In the midst of Vietnam’s recent heat wave, users using the Grab app to get food or a ride found they’d have to pay an additional fee.
Several months after the Southeast Asian platform firm announced a rainy-weather tax in Vietnam, an additional fee was imposed when the local temperature exceeded 35 degrees Celsius.
“Working under such bad weather conditions can be tough on our driver- and delivery partners. We want to ensure they are fairly compensated for it,” according to the Thomson Reuters Foundation, a Grab spokesperson released a statement.
Grab’s motorcycle taxi, food, and grocery deliveries, and quick delivery services cost 5,000 Vietnamese dongs ($0.21) each in Hanoi and Ho Chi Minh City, while the 3,000 dong fee is waived in those cities.
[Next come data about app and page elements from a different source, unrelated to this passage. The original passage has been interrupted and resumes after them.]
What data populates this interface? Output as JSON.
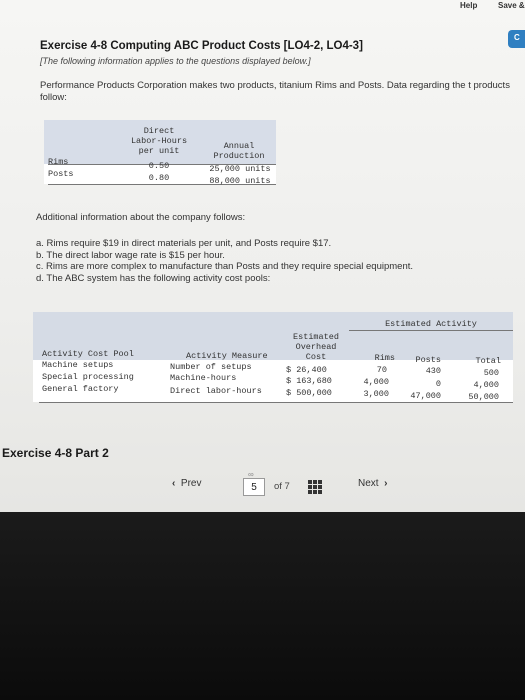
{
  "topbar": {
    "help": "Help",
    "save": "Save &"
  },
  "side_button": "C",
  "exercise": {
    "title": "Exercise 4-8 Computing ABC Product Costs [LO4-2, LO4-3]",
    "note": "[The following information applies to the questions displayed below.]",
    "intro": "Performance Products Corporation makes two products, titanium Rims and Posts. Data regarding the t products follow:"
  },
  "table1": {
    "headers": {
      "dlh_1": "Direct",
      "dlh_2": "Labor-Hours",
      "dlh_3": "per unit",
      "ap_1": "Annual",
      "ap_2": "Production"
    },
    "rows": [
      {
        "name": "Rims",
        "dlh": "0.50",
        "production": "25,000 units"
      },
      {
        "name": "Posts",
        "dlh": "0.80",
        "production": "88,000 units"
      }
    ]
  },
  "additional": {
    "heading": "Additional information about the company follows:",
    "items": [
      "a. Rims require $19 in direct materials per unit, and Posts require $17.",
      "b. The direct labor wage rate is $15 per hour.",
      "c. Rims are more complex to manufacture than Posts and they require special equipment.",
      "d. The ABC system has the following activity cost pools:"
    ]
  },
  "table2": {
    "headers": {
      "estimated_activity": "Estimated Activity",
      "overhead_1": "Estimated",
      "overhead_2": "Overhead",
      "overhead_3": "Cost",
      "pool": "Activity Cost Pool",
      "measure": "Activity Measure",
      "rims": "Rims",
      "posts": "Posts",
      "total": "Total"
    },
    "rows": [
      {
        "pool": "Machine setups",
        "measure": "Number of setups",
        "cost": "$ 26,400",
        "rims": "70",
        "posts": "430",
        "total": "500"
      },
      {
        "pool": "Special processing",
        "measure": "Machine-hours",
        "cost": "$ 163,680",
        "rims": "4,000",
        "posts": "0",
        "total": "4,000"
      },
      {
        "pool": "General factory",
        "measure": "Direct labor-hours",
        "cost": "$ 500,000",
        "rims": "3,000",
        "posts": "47,000",
        "total": "50,000"
      }
    ]
  },
  "part_heading": "Exercise 4-8 Part 2",
  "pagination": {
    "prev": "Prev",
    "current": "5",
    "of": "of 7",
    "next": "Next"
  }
}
A Grab driver in Ho Chi Minh City named Nguyen Tuan said the extra compensation gave him and his colleagues motivation to work in any weather.
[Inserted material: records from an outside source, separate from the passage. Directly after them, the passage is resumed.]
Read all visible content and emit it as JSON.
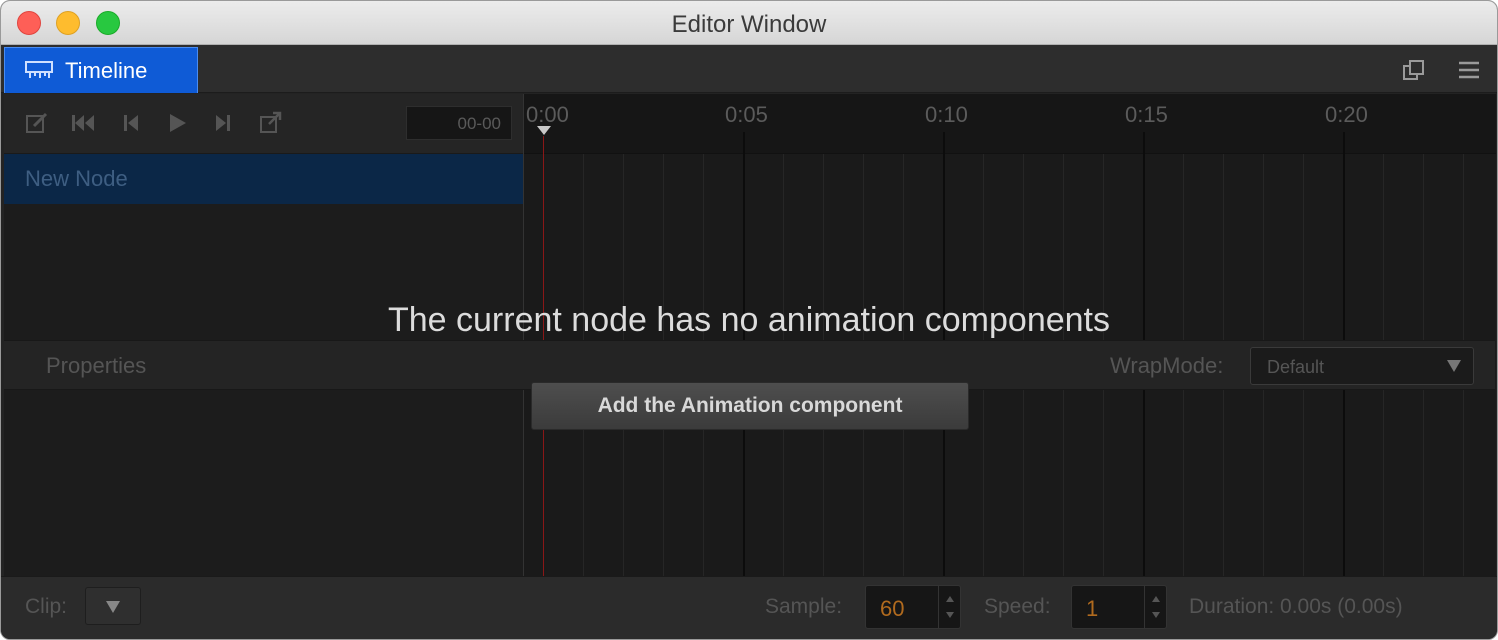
{
  "window": {
    "title": "Editor Window"
  },
  "tab": {
    "label": "Timeline",
    "icon": "timeline-icon",
    "color": "#0f5bd6"
  },
  "toolbar": {
    "icons": [
      "edit-icon",
      "jump-first-icon",
      "step-back-icon",
      "play-icon",
      "step-forward-icon",
      "open-external-icon"
    ],
    "time_value": "00-00"
  },
  "ruler": {
    "labels": [
      "0:00",
      "0:05",
      "0:10",
      "0:15",
      "0:20"
    ]
  },
  "node": {
    "name": "New Node"
  },
  "properties": {
    "label": "Properties",
    "wrap_label": "WrapMode:",
    "wrap_value": "Default"
  },
  "message": {
    "text": "The current node has no animation components",
    "button_label": "Add the Animation component"
  },
  "bottom": {
    "clip_label": "Clip:",
    "sample_label": "Sample:",
    "sample_value": "60",
    "speed_label": "Speed:",
    "speed_value": "1",
    "duration": "Duration: 0.00s (0.00s)"
  },
  "colors": {
    "accent": "#0f5bd6",
    "playhead": "#8a1717",
    "value": "#b06a1e"
  }
}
“If I don’t work, where do I get money to eat? I make a living day by day,” Tuan, a food-delivery and motorcycle-taxi driver, says he works several hours a day.
Delivery and ride-hailing platforms are increasingly being scrutinized for the climate-warming emissions they produce as a result of traffic congestion and the packaging they use.
In contrast, little attention has been paid to the challenges faced by riders and drivers in extreme weather, as they often work long shifts, wait for orders on street corners, or have limited access to medical care.
As climate change brings more frequent and intense heatwaves and floods around the world, questions are being raised about the health effects on the most vulnerable in the labor force, which are only now being brought to the public’s attention.
As e-commerce and the “platformization” of work have grown in popularity in recent years, so has the demand for gig work, which advocates say provides both parties with greater freedom and flexibility. The pandemic only fueled the demand for the product.
Protesters, on the other hand, argue that this system exploits workers who have few other options and undermines hard-won labor rights by treating gig workers in developing countries as casual workers.
High humidity and temperatures above 35 degrees Celsius can lead to heat stress, according to the International Labor Organization. If a person’s body temperature rises above 40 degrees Celsius, they may suffer from heat stroke.
Delivery workers in the United Arab Emirates (UAE) are exempt from taking a mandatory break from 12.30 pm to 3 pm, between June 15 and September 15, because of the “risks of exposure to high temperatures” they face during the summer which can reach 45 degrees Celsius.
Employers who require their workers to work during these hours must provide them with cold drinking water, first aid kits, cooling facilities, and rest areas with shady cover.